• Data section:
= Beginning of Section =
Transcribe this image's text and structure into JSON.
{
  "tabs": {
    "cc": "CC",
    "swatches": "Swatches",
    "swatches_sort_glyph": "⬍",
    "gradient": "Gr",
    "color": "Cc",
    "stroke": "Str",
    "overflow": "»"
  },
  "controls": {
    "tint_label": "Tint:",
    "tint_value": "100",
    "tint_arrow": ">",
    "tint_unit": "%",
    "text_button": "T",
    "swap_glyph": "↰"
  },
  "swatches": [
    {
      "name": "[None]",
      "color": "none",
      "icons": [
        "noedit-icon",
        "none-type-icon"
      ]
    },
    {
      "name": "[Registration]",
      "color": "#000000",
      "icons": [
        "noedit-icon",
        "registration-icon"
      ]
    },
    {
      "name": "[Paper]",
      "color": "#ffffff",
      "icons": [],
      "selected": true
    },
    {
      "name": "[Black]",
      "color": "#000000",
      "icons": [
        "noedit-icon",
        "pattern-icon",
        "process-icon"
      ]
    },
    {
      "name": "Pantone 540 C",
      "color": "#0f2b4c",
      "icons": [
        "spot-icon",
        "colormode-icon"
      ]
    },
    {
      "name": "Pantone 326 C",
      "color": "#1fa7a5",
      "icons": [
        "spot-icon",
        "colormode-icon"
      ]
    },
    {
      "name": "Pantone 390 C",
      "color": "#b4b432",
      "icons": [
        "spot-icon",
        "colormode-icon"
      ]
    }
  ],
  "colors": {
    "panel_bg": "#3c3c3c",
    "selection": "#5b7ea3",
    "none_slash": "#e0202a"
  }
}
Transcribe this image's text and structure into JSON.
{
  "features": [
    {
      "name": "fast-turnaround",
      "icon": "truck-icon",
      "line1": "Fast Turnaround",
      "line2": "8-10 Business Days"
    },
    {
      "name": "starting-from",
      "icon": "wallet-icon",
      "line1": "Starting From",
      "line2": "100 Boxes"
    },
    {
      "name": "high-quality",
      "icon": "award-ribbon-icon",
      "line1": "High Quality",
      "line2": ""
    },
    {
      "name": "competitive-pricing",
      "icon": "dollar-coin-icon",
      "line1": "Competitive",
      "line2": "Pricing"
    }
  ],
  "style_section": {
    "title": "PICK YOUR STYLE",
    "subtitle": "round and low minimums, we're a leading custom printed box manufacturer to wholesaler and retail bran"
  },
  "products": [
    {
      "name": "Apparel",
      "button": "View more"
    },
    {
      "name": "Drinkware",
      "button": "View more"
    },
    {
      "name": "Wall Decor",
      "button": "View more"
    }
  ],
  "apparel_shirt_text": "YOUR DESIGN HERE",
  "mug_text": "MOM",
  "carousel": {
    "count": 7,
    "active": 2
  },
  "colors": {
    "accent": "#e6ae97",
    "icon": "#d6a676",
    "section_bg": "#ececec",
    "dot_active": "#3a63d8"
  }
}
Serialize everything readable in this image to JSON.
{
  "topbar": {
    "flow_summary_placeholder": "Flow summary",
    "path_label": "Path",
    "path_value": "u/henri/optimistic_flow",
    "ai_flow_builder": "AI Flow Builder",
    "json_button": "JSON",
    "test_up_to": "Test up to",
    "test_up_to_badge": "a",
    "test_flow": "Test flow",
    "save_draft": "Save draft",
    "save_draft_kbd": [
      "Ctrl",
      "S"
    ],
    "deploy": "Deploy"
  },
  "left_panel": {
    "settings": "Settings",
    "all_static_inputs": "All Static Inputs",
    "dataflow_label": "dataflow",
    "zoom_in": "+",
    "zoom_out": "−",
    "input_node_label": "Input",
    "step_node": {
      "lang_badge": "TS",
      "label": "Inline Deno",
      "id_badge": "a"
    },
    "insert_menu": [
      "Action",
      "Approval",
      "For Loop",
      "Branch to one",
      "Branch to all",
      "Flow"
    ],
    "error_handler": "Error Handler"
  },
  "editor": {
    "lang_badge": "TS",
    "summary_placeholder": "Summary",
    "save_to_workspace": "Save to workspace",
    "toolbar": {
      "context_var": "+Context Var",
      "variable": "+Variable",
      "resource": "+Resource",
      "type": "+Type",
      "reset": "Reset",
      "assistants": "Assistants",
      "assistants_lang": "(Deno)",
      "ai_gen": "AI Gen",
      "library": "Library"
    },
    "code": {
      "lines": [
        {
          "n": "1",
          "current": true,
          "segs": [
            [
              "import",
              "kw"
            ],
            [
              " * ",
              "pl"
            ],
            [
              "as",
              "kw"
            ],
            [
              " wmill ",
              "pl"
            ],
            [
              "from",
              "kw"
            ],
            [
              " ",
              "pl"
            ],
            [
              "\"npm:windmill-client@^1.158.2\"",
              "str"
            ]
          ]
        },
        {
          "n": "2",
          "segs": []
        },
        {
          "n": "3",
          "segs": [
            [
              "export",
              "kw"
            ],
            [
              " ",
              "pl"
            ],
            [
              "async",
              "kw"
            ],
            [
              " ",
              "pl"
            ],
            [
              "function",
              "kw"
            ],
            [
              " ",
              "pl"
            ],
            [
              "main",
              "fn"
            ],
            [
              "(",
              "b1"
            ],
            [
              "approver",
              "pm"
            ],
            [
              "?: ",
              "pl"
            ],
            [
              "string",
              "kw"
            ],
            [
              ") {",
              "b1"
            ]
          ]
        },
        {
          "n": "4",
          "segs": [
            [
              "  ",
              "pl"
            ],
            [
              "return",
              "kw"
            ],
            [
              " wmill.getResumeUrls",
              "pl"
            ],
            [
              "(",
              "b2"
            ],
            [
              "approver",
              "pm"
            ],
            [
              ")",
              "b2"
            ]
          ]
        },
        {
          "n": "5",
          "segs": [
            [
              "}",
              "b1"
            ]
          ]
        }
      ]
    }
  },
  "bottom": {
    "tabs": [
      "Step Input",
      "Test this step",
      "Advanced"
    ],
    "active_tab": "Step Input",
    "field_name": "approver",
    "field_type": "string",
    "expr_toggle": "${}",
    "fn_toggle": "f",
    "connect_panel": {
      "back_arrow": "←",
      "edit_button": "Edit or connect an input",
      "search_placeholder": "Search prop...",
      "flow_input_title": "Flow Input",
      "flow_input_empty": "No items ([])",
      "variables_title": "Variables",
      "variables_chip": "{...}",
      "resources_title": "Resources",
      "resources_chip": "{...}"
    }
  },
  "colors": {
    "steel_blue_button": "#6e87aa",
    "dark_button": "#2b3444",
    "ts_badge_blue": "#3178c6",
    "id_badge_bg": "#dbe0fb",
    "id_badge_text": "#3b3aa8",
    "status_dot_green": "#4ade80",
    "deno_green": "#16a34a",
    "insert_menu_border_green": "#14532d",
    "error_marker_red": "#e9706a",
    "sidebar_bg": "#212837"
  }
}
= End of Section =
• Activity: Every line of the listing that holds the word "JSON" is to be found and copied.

• Task response:
Transcribe this image's text and structure into JSON.
Transcribe this image's text and structure into JSON.
Serialize everything readable in this image to JSON.
    "json_button": "JSON",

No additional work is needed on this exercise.